YOUR ASSIGNMENT - List, from the lines below, each one with "title" in it.

[Excerpts from an interface dataset]
● ● ● ● ● ● ●
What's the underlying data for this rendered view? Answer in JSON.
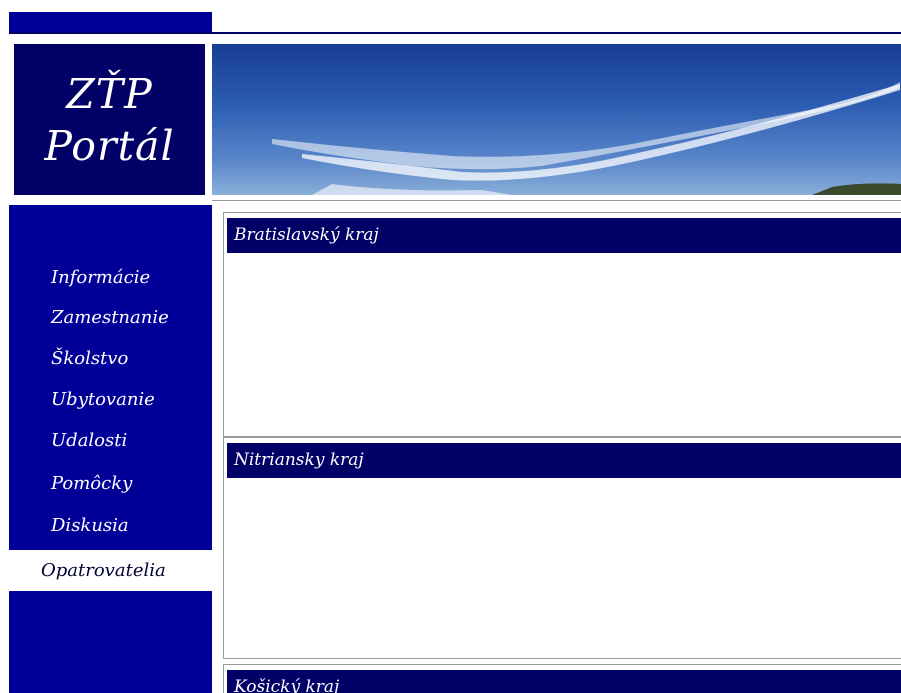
{
  "logo": {
    "line1": "ZŤP",
    "line2": "Portál"
  },
  "sidebar": {
    "items": [
      {
        "label": "Informácie",
        "active": false
      },
      {
        "label": "Zamestnanie",
        "active": false
      },
      {
        "label": "Školstvo",
        "active": false
      },
      {
        "label": "Ubytovanie",
        "active": false
      },
      {
        "label": "Udalosti",
        "active": false
      },
      {
        "label": "Pomôcky",
        "active": false
      },
      {
        "label": "Diskusia",
        "active": false
      },
      {
        "label": "Opatrovatelia",
        "active": true
      }
    ]
  },
  "main": {
    "panels": [
      {
        "title": "Bratislavský kraj"
      },
      {
        "title": "Nitriansky kraj"
      },
      {
        "title": "Košický kraj"
      }
    ]
  },
  "colors": {
    "sidebar": "#000099",
    "panel_header": "#000066",
    "logo_bg": "#000066"
  }
}
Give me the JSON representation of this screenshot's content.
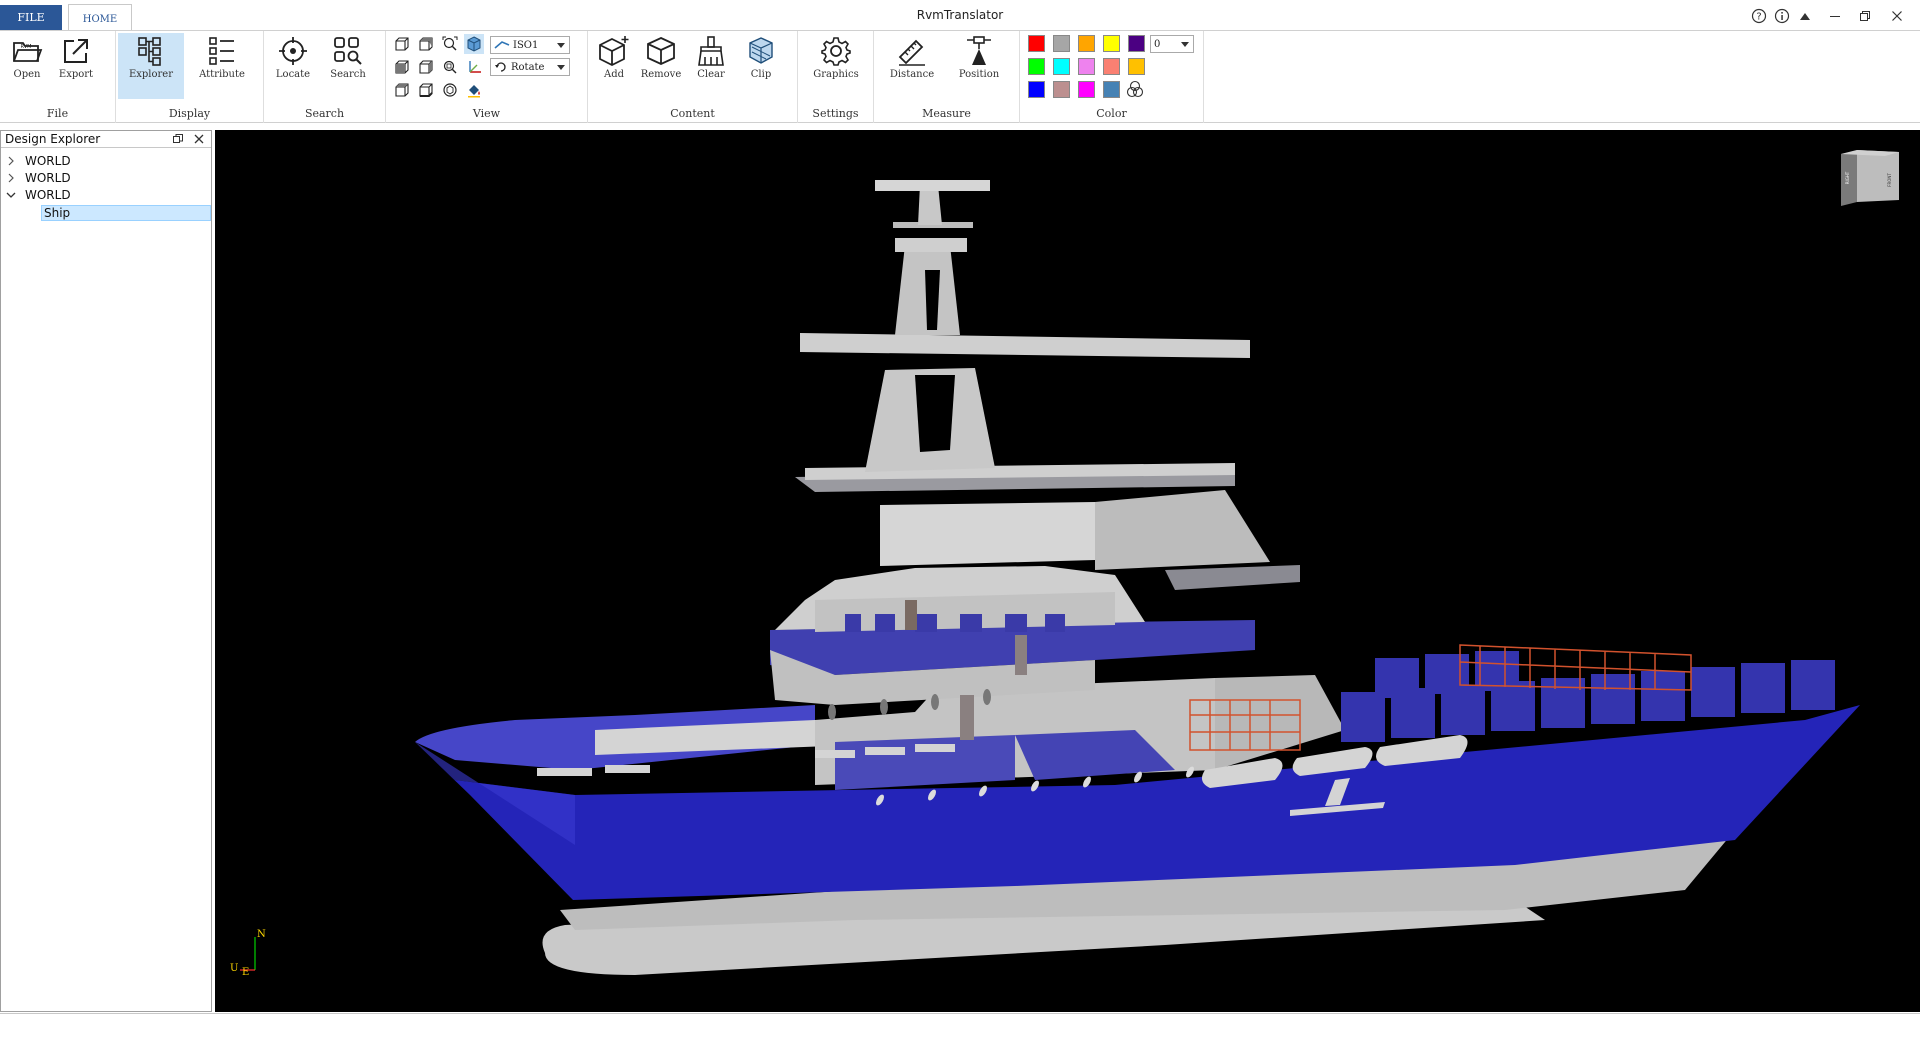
{
  "window": {
    "title": "RvmTranslator",
    "controls": [
      "help-icon",
      "info-icon",
      "collapse-ribbon-icon",
      "minimize-icon",
      "restore-icon",
      "close-icon"
    ]
  },
  "tabs": [
    {
      "label": "FILE",
      "active": false
    },
    {
      "label": "HOME",
      "active": true
    }
  ],
  "ribbon": {
    "groups": {
      "file": "File",
      "display": "Display",
      "search": "Search",
      "view": "View",
      "content": "Content",
      "settings": "Settings",
      "measure": "Measure",
      "color": "Color"
    },
    "buttons": {
      "open": "Open",
      "export": "Export",
      "explorer": "Explorer",
      "attribute": "Attribute",
      "locate": "Locate",
      "search": "Search",
      "add": "Add",
      "remove": "Remove",
      "clear": "Clear",
      "clip": "Clip",
      "graphics": "Graphics",
      "distance": "Distance",
      "position": "Position"
    },
    "open_icon_text": "RVM",
    "view_combo": "ISO1",
    "mode_combo": "Rotate",
    "color_index": "0",
    "swatches": [
      "#ff0000",
      "#a6a6a6",
      "#ffa500",
      "#ffff00",
      "#4b0082",
      "#00ff00",
      "#00ffff",
      "#ee82ee",
      "#fa8072",
      "#ffc000",
      "#0000ff",
      "#bc8f8f",
      "#ff00ff",
      "#4682b4"
    ]
  },
  "explorer": {
    "title": "Design Explorer",
    "tree": [
      {
        "label": "WORLD",
        "expanded": false
      },
      {
        "label": "WORLD",
        "expanded": false
      },
      {
        "label": "WORLD",
        "expanded": true
      },
      {
        "label": "Ship",
        "selected": true
      }
    ]
  },
  "viewport": {
    "viewcube": {
      "face_left": "RIGHT",
      "face_right": "FRONT"
    },
    "axes": {
      "north": "N",
      "up": "U",
      "east": "E"
    },
    "colors": {
      "hull": "#2424b8",
      "superstructure": "#c8c8c8",
      "background": "#000000",
      "railing": "#d2522d"
    }
  }
}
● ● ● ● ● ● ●
OUTPUT BELOW -
        "title": "Bratislavský kraj"
        "title": "Nitriansky kraj"
        "title": "Košický kraj"
    "title": "RvmTranslator",
    "title": "Design Explorer",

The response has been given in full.